Controlling blood sugar levels can help avoid the dire health consequences associated with diabetes.
Know your rate … sugar
Healthy people usually have 72-140 milligrams of glucose per deciliter of blood, while diabetics have a higher figure, about 80-180 milligrams.
For diabetics, doctors recommend systematically monitoring glucose levels to prevent long-term complications of the disease, such as vision loss, heart disease and kidney disease. Also, blood sugar levels change during the day and reach low levels in the morning or after prolonged fasting, and rise during and after meals.
Abnormal blood sugar levels
Hypoglycemia or low blood sugar: 70 mg / dL or less.
Hyperglycemia or high blood sugar: More than 180 mg / dL.
When and how to measure glucose correctly?
You can measure your blood sugar level yourself using a glucometer or take a medical test that shows an overall picture of your glucose level.
Symptoms that may warn you to check your blood sugar:
- intense thirst;
- increased urination, especially at night;
- increased feeling of hunger;
- chronic fatigue;
- frequently recurring infections;
- numbness, tingling in the hands or feet;
- slow healing wounds;
- blurry vision.
Doctors may also recommend taking an A1C test or using a meter regularly for people who are at risk of:
Age over 45
- Family history of diabetes
- Being overweight or obese
- Sedentary lifestyle
- High cholesterol or high blood pressure
- Apone in a dream
- Long-term use of certain medications.
What to do to keep your blood sugar in the normal range
- monitor blood sugar levels;

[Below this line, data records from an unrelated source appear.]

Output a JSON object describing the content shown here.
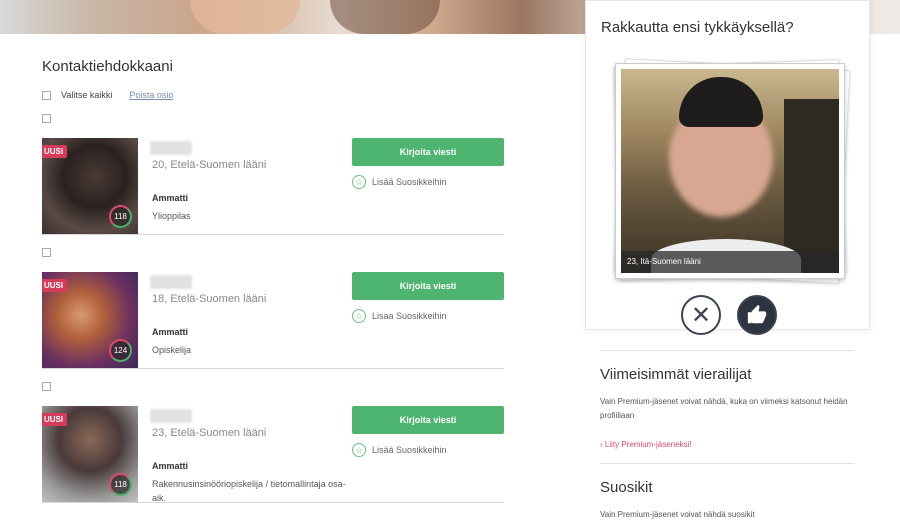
{
  "main": {
    "title": "Kontaktiehdokkaani",
    "select_all_label": "Valitse kaikki",
    "remove_link": "Poista osio",
    "cards": [
      {
        "badge": "UUSI",
        "score": "118",
        "location": "20, Etelä-Suomen lääni",
        "job_label": "Ammatti",
        "job": "Ylioppilas",
        "button": "Kirjoita viesti",
        "favorite": "Lisää Suosikkeihin"
      },
      {
        "badge": "UUSI",
        "score": "124",
        "location": "18, Etelä-Suomen lääni",
        "job_label": "Ammatti",
        "job": "Opiskelija",
        "button": "Kirjoita viesti",
        "favorite": "Lisaa Suosikkeihin"
      },
      {
        "badge": "UUSI",
        "score": "118",
        "location": "23, Etelä-Suomen lääni",
        "job_label": "Ammatti",
        "job": "Rakennusinsinööriopiskelija / tietomallintaja osa-aik.",
        "button": "Kirjoita viesti",
        "favorite": "Lisää Suosikkeihin"
      }
    ]
  },
  "sidebar": {
    "match_title": "Rakkautta ensi tykkäyksellä?",
    "match_caption": "23, Itä-Suomen lääni",
    "visitors_title": "Viimeisimmät vierailijat",
    "visitors_text": "Vain Premium-jäsenet voivat nähdä, kuka on viimeksi katsonut heidän profiiliaan",
    "visitors_link": "Liity Premium-jäseneksi!",
    "favorites_title": "Suosikit",
    "favorites_text": "Vain Premium-jäsenet voivat nähdä suosikit"
  },
  "colors": {
    "green": "#4db56f",
    "badge": "#d63b5a",
    "dark": "#2c3440"
  }
}
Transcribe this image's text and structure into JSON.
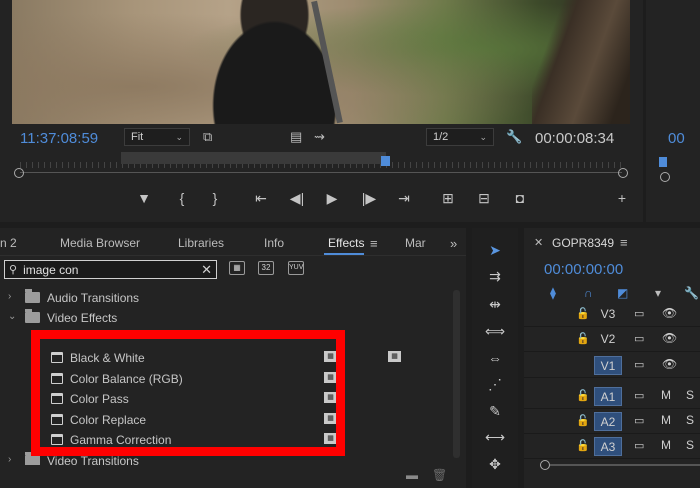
{
  "monitor": {
    "timecode_in": "11:37:08:59",
    "zoom": "Fit",
    "resolution": "1/2",
    "timecode_out": "00:00:08:34",
    "playhead_position": 0.6
  },
  "right_panel": {
    "timecode": "00"
  },
  "effects_panel": {
    "tabs": [
      "n 2",
      "Media Browser",
      "Libraries",
      "Info",
      "Effects",
      "Mar"
    ],
    "active_tab": "Effects",
    "search": {
      "value": "image con"
    },
    "filter_buttons": [
      "32",
      "YUV"
    ],
    "tree": [
      {
        "label": "Audio Transitions",
        "type": "folder",
        "expanded": false
      },
      {
        "label": "Video Effects",
        "type": "folder",
        "expanded": true
      },
      {
        "label": "Black & White",
        "type": "effect"
      },
      {
        "label": "Color Balance (RGB)",
        "type": "effect"
      },
      {
        "label": "Color Pass",
        "type": "effect"
      },
      {
        "label": "Color Replace",
        "type": "effect"
      },
      {
        "label": "Gamma Correction",
        "type": "effect"
      },
      {
        "label": "Video Transitions",
        "type": "folder",
        "expanded": false
      }
    ],
    "highlight_color": "#ff0000"
  },
  "timeline": {
    "sequence_name": "GOPR8349",
    "timecode": "00:00:00:00",
    "tracks": [
      {
        "name": "V3",
        "type": "video",
        "selected": false
      },
      {
        "name": "V2",
        "type": "video",
        "selected": false
      },
      {
        "name": "V1",
        "type": "video",
        "selected": true
      },
      {
        "name": "A1",
        "type": "audio",
        "selected": true,
        "m": "M",
        "s": "S"
      },
      {
        "name": "A2",
        "type": "audio",
        "selected": true,
        "m": "M",
        "s": "S"
      },
      {
        "name": "A3",
        "type": "audio",
        "selected": true,
        "m": "M",
        "s": "S"
      }
    ]
  },
  "colors": {
    "accent": "#4f8cd9",
    "background": "#232323",
    "highlight": "#ff0000"
  }
}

- maintain a healthy weight;
- exercise regularly;
- eat foods with a low glycemic index;
- increase dietary fiber intake;
- drink enough water.